If dad is having FIVE carers a day, that is unheard of in my area. Is he funded by Continuing Healthcare?

Has the time come for him to move into a nursing home? If you are the only thing that is keeping him from this, then I'm afraid the answer to this question has to be Yes.

As for mum, the more you do, the more she will want you to do, because she is thinking only of herself, when she should be thinking of you and supporting you. I was in a similar situation, the answer is to do less and less. So YOU decide how often you will visit, and when, NOT MUM.
If you say you will visit every Tuesday afternoon, to start with she will probably try and make excuses for you to come sooner, for some silly reason. Recognise that the only control she has over you is the control that you let her have, you are no longer a little girl trying to be good to please mum.
"My mum is quite Independant regarding looking after herself but she needs or rather wants attention and seems to be jealous of the attention I give my dad and my husband"

That she is jealous of the time you spend with her ex is her bringing her divorce issues into your life! Stay clear! As in, if YOU want to spend time with your dad, do so - whatever the rights and wrongs of the divorce originally they were not your responsibility. If you think your dad did nothing to deserve you cutting him for the rest of his life, then ignore what your mum wants etc etc etc. This is YOUR moral judgement on him, not hers! On the other hand, if you think your dad 'did wrong by your mum' way back when, don't be swayed by pity for him now. Karma can take a long time to come around, if your dad 'did the dirt' on your mum to make her divorce him, then no reason why you should take pity on him now (even if he doesn't think he did anything wrong originally!) (MANY 'erring husbands' seek to justify their own behaviour, and 'can't understand' why their children blame them - eg, 'Darling, I simply fell in love with another woman.....it wasn't my fault I left your mother! So can't we all play happy families again?' This actually translates as 'I got bored with your mum, another woman flattered me and I wanted more sex out of life than I got with your mum. So I dumped her and abandoned my kids. But I don't want to feel bad about it so I want you to accept this as 'normal' and treat me lovingly blah blah blah)

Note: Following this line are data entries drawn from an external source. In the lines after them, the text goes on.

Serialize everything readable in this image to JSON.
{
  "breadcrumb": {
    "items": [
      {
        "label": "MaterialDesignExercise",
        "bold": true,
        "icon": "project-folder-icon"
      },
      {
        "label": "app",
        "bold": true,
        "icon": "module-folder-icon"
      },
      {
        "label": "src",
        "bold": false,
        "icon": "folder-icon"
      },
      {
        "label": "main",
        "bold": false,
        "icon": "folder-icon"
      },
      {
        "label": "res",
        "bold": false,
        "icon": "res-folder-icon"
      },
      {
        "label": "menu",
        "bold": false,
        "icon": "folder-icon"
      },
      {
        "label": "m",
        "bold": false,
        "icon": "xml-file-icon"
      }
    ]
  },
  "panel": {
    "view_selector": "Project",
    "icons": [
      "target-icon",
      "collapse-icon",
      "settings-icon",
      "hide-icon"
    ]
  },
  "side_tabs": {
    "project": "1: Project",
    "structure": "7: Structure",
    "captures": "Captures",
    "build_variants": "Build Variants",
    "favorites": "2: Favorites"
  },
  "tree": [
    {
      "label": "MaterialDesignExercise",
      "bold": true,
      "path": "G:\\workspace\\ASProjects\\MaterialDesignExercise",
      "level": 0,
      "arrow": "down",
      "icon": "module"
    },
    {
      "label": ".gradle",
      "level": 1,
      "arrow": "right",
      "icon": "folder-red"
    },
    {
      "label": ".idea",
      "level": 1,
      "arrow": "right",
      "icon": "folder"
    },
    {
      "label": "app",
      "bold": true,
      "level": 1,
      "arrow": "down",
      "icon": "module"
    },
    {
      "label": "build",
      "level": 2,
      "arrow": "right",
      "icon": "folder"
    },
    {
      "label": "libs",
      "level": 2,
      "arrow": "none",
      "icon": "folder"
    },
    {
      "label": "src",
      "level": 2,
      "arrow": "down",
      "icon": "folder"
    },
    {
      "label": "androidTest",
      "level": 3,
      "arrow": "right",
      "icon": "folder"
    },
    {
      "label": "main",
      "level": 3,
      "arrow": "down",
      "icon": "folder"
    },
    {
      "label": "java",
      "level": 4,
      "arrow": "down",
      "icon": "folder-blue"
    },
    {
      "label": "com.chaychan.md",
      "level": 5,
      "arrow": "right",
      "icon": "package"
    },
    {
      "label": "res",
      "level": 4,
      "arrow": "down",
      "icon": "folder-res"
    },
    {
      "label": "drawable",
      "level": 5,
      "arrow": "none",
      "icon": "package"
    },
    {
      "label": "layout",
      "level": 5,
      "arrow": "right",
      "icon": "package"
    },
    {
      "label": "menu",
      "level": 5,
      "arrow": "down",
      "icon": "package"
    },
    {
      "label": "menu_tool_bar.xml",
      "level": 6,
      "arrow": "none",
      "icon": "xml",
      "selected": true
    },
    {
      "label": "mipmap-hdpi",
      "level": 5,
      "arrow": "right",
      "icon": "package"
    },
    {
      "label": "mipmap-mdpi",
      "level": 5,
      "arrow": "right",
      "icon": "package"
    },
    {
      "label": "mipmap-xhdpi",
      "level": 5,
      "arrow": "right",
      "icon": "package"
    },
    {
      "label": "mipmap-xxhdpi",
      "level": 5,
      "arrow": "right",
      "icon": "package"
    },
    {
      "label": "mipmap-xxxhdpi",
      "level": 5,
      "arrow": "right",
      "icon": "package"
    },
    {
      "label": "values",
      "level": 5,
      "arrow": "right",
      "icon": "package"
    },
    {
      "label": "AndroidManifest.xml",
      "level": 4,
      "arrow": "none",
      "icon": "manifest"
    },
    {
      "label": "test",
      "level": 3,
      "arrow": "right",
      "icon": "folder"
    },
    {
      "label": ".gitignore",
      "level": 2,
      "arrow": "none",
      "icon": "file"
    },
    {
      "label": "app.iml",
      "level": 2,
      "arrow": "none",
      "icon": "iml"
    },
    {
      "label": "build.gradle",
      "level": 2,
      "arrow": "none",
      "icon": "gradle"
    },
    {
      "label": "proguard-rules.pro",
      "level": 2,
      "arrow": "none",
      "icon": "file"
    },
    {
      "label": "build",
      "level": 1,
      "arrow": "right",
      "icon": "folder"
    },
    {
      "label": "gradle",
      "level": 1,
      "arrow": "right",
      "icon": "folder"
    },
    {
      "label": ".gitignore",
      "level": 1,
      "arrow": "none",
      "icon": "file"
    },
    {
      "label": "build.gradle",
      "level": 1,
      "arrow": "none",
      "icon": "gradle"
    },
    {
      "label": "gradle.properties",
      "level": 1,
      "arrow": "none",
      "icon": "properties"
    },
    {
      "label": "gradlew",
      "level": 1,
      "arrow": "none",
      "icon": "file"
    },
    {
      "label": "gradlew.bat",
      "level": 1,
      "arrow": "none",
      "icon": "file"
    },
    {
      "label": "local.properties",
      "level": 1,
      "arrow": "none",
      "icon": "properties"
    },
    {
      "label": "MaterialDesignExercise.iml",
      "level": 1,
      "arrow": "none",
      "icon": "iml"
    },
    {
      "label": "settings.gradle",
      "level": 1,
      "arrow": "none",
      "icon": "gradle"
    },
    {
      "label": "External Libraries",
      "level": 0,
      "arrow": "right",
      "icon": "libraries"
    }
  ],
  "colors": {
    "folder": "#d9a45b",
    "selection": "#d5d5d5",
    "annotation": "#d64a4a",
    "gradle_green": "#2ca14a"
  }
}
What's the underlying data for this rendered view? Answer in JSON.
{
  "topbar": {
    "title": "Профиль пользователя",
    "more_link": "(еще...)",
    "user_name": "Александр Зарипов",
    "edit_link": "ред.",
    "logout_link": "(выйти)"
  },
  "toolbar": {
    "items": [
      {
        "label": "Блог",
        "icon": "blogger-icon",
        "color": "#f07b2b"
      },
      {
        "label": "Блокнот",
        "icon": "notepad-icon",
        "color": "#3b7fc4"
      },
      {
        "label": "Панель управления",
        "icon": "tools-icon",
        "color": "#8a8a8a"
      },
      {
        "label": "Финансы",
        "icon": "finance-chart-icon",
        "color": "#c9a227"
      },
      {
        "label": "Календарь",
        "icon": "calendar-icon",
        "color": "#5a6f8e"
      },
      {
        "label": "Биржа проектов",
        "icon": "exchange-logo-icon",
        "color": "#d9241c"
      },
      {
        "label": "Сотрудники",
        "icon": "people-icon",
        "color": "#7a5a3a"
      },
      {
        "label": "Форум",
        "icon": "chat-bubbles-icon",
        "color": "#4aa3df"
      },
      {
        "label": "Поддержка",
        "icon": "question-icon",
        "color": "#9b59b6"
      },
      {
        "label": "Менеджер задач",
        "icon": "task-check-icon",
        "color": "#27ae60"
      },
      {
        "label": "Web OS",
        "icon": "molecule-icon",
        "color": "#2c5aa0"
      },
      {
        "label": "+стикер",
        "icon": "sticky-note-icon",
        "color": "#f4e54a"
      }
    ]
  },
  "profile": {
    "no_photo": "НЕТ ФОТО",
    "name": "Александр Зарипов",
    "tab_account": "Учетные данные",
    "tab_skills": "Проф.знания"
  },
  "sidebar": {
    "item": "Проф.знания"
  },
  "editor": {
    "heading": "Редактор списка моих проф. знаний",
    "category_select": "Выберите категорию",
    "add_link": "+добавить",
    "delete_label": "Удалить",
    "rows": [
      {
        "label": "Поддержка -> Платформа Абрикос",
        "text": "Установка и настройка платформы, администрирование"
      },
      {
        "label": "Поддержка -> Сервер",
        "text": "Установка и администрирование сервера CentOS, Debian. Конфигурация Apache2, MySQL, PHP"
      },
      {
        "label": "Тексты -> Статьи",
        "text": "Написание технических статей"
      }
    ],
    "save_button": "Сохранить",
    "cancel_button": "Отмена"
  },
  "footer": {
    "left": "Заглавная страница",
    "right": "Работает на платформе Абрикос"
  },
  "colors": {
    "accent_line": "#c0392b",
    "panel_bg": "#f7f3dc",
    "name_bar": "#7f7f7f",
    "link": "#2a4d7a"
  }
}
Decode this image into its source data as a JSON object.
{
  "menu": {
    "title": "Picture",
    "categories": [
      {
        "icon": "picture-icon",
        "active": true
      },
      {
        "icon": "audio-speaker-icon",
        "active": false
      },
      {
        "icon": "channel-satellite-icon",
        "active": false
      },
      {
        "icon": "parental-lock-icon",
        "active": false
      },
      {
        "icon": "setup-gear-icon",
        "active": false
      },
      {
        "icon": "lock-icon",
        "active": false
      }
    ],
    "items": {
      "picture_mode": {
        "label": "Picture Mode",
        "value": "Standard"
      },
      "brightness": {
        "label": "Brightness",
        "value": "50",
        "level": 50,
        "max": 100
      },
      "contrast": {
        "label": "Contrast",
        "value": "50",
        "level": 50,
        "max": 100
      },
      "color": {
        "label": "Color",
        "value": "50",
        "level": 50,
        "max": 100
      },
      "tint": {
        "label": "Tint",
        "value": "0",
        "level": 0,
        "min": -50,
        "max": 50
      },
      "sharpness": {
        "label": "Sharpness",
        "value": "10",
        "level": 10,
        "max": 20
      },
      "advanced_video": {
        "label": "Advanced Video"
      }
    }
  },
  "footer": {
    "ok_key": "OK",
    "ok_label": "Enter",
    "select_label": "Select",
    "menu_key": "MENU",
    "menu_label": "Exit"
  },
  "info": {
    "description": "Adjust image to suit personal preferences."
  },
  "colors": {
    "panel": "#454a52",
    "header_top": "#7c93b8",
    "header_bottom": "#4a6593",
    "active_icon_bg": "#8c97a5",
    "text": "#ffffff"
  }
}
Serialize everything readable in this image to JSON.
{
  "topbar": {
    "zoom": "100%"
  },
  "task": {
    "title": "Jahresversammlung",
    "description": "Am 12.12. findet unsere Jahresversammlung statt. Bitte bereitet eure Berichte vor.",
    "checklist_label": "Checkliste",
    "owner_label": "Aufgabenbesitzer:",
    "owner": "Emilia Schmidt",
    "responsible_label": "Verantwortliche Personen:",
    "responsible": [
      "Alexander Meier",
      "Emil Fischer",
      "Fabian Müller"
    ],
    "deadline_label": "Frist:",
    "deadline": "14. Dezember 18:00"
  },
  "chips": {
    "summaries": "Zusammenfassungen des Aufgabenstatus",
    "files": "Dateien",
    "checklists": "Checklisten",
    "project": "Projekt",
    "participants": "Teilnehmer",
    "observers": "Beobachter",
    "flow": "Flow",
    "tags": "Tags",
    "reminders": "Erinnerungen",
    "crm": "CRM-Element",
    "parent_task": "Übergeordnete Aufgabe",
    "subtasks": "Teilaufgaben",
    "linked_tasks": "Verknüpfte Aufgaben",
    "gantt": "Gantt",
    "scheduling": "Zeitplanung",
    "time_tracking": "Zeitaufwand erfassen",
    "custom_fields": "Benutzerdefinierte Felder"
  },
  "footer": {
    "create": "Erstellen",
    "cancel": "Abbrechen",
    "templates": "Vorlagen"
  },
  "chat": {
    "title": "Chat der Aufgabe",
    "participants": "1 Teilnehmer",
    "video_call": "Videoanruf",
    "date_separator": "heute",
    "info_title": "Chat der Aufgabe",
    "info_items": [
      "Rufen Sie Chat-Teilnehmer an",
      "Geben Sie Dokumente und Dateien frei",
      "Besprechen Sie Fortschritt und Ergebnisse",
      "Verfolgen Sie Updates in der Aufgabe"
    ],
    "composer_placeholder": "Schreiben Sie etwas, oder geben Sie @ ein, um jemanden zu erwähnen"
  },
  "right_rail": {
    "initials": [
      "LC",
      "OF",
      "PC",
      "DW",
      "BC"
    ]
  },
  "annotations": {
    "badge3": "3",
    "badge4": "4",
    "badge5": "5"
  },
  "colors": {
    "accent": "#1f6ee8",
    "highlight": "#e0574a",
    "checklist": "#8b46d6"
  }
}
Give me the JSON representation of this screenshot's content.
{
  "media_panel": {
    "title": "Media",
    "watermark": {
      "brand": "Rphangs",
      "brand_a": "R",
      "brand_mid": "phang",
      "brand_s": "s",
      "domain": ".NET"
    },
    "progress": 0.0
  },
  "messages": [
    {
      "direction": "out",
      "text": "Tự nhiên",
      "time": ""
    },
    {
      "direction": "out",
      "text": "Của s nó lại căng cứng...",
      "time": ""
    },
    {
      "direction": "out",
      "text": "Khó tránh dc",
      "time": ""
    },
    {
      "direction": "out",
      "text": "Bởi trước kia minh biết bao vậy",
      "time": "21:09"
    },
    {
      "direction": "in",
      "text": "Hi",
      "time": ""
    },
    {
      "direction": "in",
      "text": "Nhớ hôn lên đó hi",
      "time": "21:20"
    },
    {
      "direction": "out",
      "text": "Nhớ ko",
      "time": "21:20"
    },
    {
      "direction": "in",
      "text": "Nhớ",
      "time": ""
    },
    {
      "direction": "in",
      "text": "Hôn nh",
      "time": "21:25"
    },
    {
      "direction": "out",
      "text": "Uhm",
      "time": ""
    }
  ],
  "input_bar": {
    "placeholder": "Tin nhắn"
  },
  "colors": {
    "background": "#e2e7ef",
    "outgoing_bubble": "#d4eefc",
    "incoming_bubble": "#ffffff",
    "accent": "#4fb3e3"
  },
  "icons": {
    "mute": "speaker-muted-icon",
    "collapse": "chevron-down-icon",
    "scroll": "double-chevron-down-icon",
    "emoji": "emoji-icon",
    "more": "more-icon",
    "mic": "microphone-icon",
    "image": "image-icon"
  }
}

NOT saying this is your dad, but if it IS, I can see why your mum doesn't want you 'forgiving' him etc etc. But, it is YOUR moral judgement on him all the same - and on her, too.

However, what is a lot less 'debatable' is your mum being jealous of the time you spend on your husband with advanced cancer. Sorry, this is unforgiveable.
Hello all,
Thank you again for all the useful advise.
The situation between my mum and dad is difficult to explain so I’ll just say that even though divorced she still visits him. This can sometimes be helpful but other times makes things more difficult as neither of them has changed so still have the old differences.
My husband is brilliant and still wants me to be happy and tries to do things to surprise me. Sunday he booked tickets as a surprise to go to the ballet in our local town as he knows I’ve wanted to see a ballet and never managed to go. The problem is whenever we do something new together or celebrate an anniversary or annual event I can’t help thinking will this be he last time we do these things together, is this a normal feeling ( I hope so) .
Reading other people’s posts is upsetting but does make me understand that life can be both sad and brilliant at the same time. It shows that people can be so kind while going or already gone through difficult times they still find the time to help others., so thank you everyone it helps just to write my feelings down.